Notable Differences from U.S.
Employee Benefits: From an employee benefits perspective, there are significant differences between Singapore and the United States. For example, in Singapore, not all plans per any group size provide coverage for pre-existing conditions from the first day of coverage. Pacific Prime has established facility plans with insurers for small to midsize enterprises that allow for better underwriting, premium and benefits even for smaller group clients. Flex benefits are also evolving in Asia Pacific, with Singapore being one of the more developed countries in this regard. There are similarities in these types of programs in Singapore, though they do require more support and servicing on the broker end than what is likely expected in the United States.
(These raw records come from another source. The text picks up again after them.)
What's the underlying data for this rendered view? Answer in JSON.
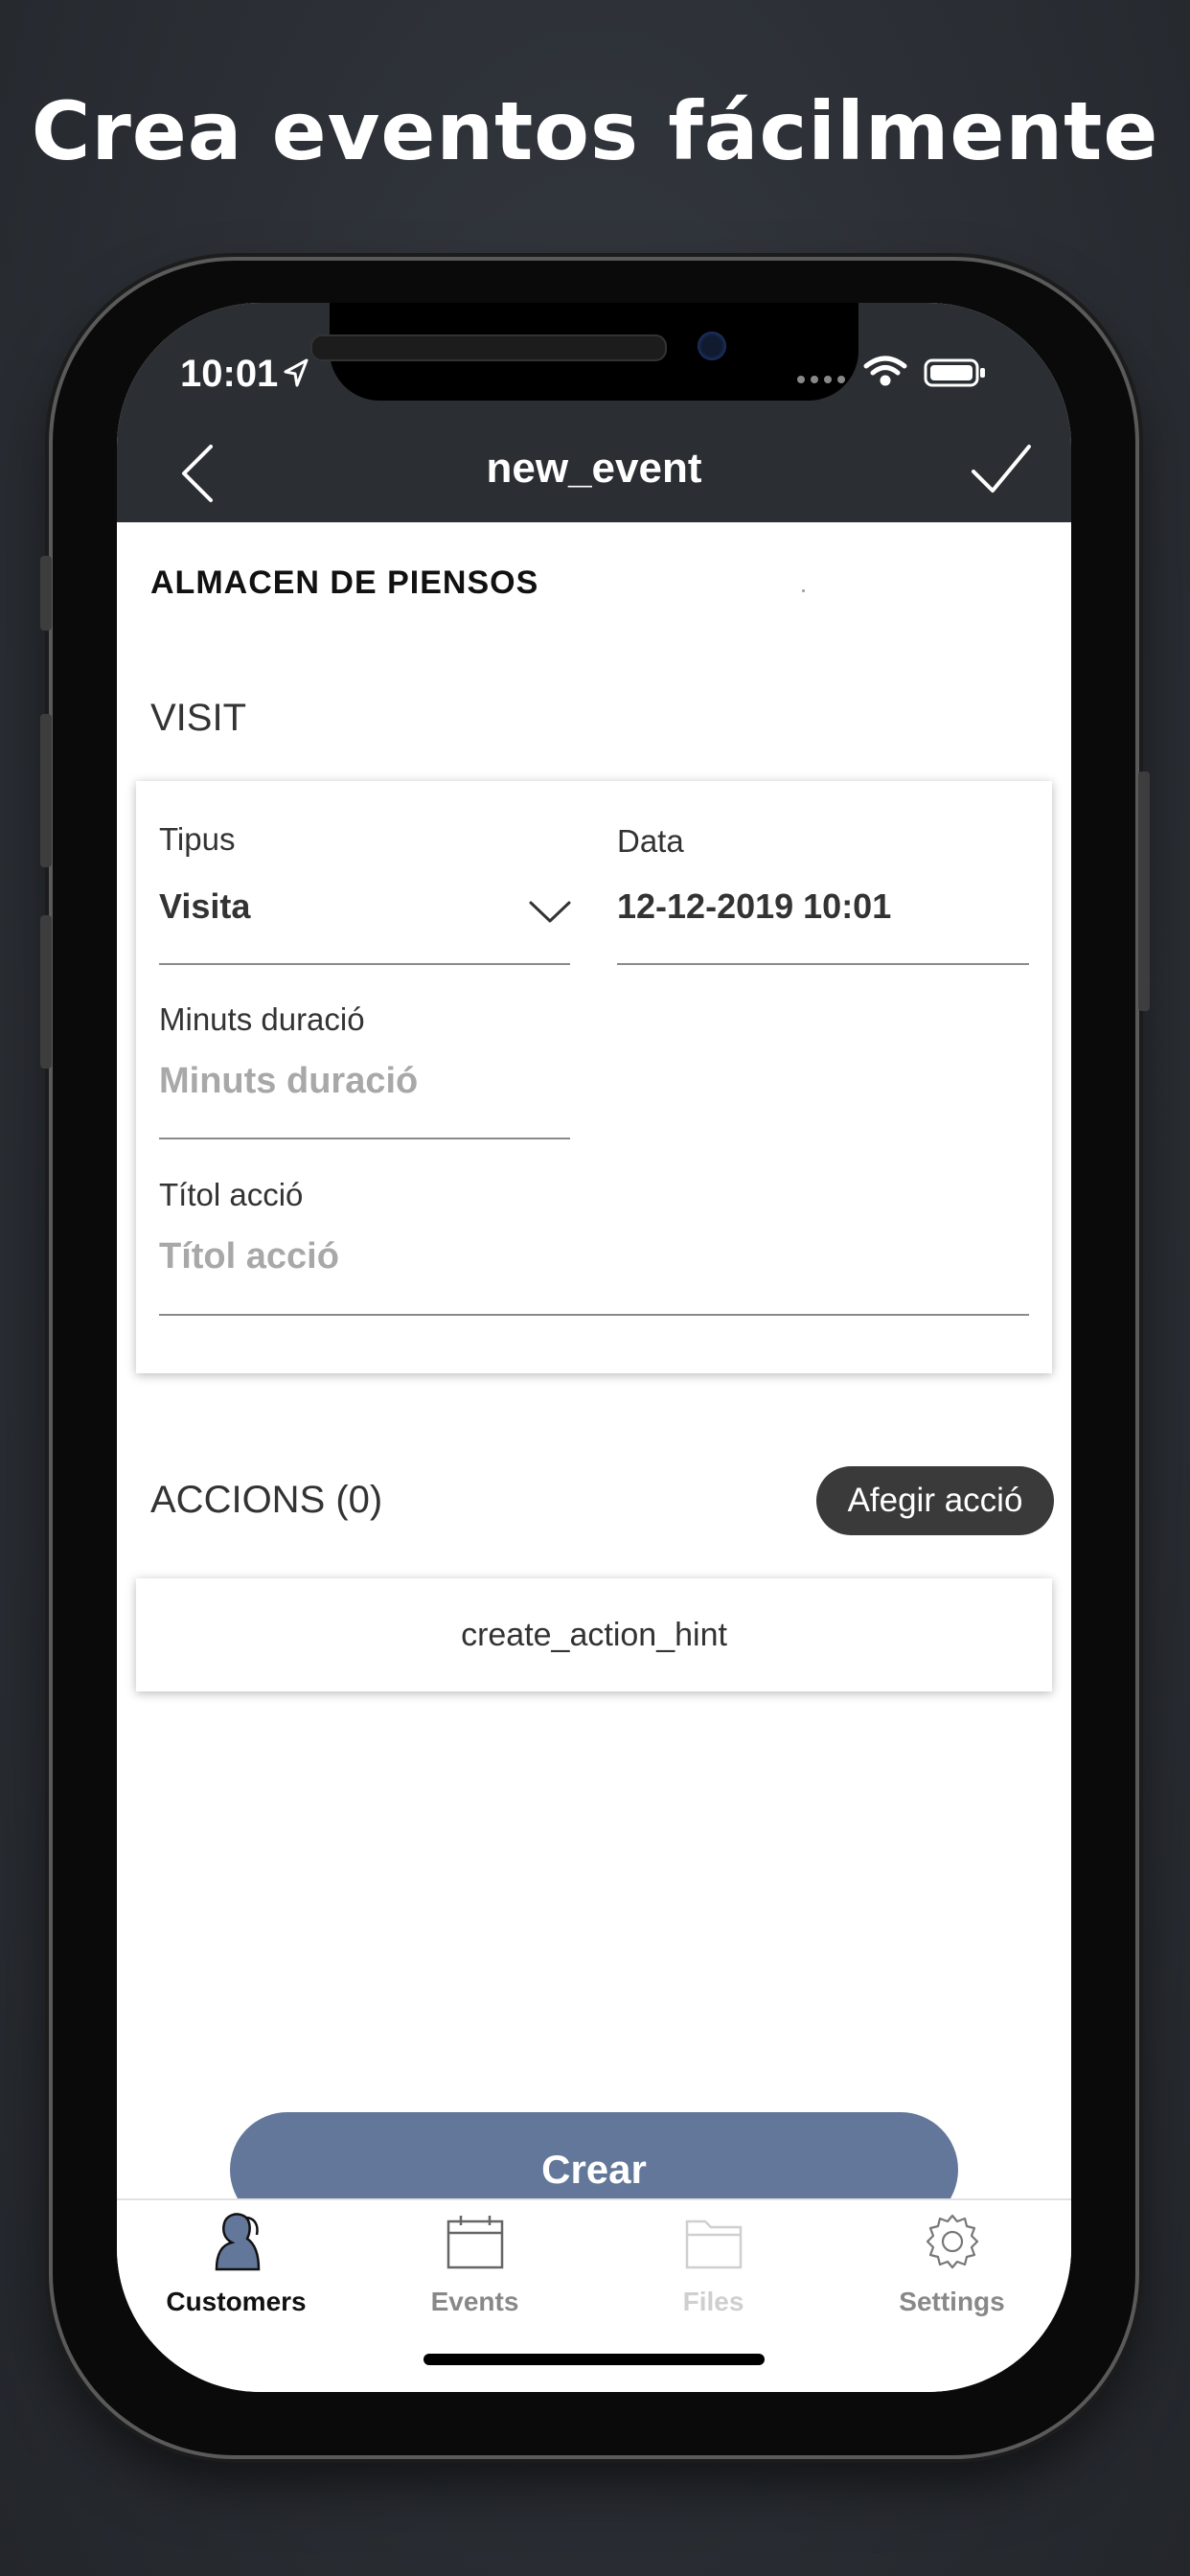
{
  "headline": "Crea eventos fácilmente",
  "status_bar": {
    "time": "10:01"
  },
  "navbar": {
    "title": "new_event"
  },
  "customer_name": "ALMACEN DE PIENSOS",
  "visit_section": "VISIT",
  "form": {
    "type_label": "Tipus",
    "type_value": "Visita",
    "date_label": "Data",
    "date_value": "12-12-2019 10:01",
    "duration_label": "Minuts duració",
    "duration_placeholder": "Minuts duració",
    "title_label": "Títol acció",
    "title_placeholder": "Títol acció"
  },
  "actions": {
    "title": "ACCIONS (0)",
    "add_label": "Afegir acció",
    "hint": "create_action_hint"
  },
  "create_button": "Crear",
  "tabs": [
    {
      "label": "Customers",
      "icon": "customers-icon",
      "state": "active"
    },
    {
      "label": "Events",
      "icon": "calendar-icon",
      "state": "normal"
    },
    {
      "label": "Files",
      "icon": "folder-icon",
      "state": "disabled"
    },
    {
      "label": "Settings",
      "icon": "gear-icon",
      "state": "normal"
    }
  ],
  "colors": {
    "navbar": "#2b2e32",
    "create_button": "#63779a",
    "add_action_button": "#3a3a3a",
    "tab_active": "#111111",
    "tab_normal": "#888888",
    "tab_disabled": "#cfcfcf"
  }
}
Property & Casualty: Many of these lines and common practices are dictated by global coverages and the U.S./U.K. markets. The main difference is in the regulations applied in Singapore, for example some of the workers compensation laws and updates being implemented and noted above.
3 Tips for Doing Business in Singapore
Pension: Singapore has a compulsory pension scheme for Singaporeans and permanent residents, known as the Central Provident Fund (CPF). A portion of every employee’s salary is credited to this scheme, which can be used only for retirement, healthcare, housing and education, until one attains retirement age. CPF is managed by the government directly.
Mandatory Insurance: Certain industries such as architects, lawyers, doctors and investment managers are mandated to have certain insurance policies in place. Though workers compensation insurance remains compulsory only for employees performing manual works and for employees earning below $2,600 per month, employers are liable for compensating all employees for work injuries.
Talent and Manpower: The manpower shortage in Singapore remains a major concern for many businesses, with the government imposing certain caveats on when and how a business can employ foreign employees. This in turn adds to the high cost of doing business in Singapore. Furthermore, in view of this talent shortage, providing good employee benefits remains essential in the competitive hiring landscape.
For more information on Singapore, email Jonathan Hsieh at email@example.com.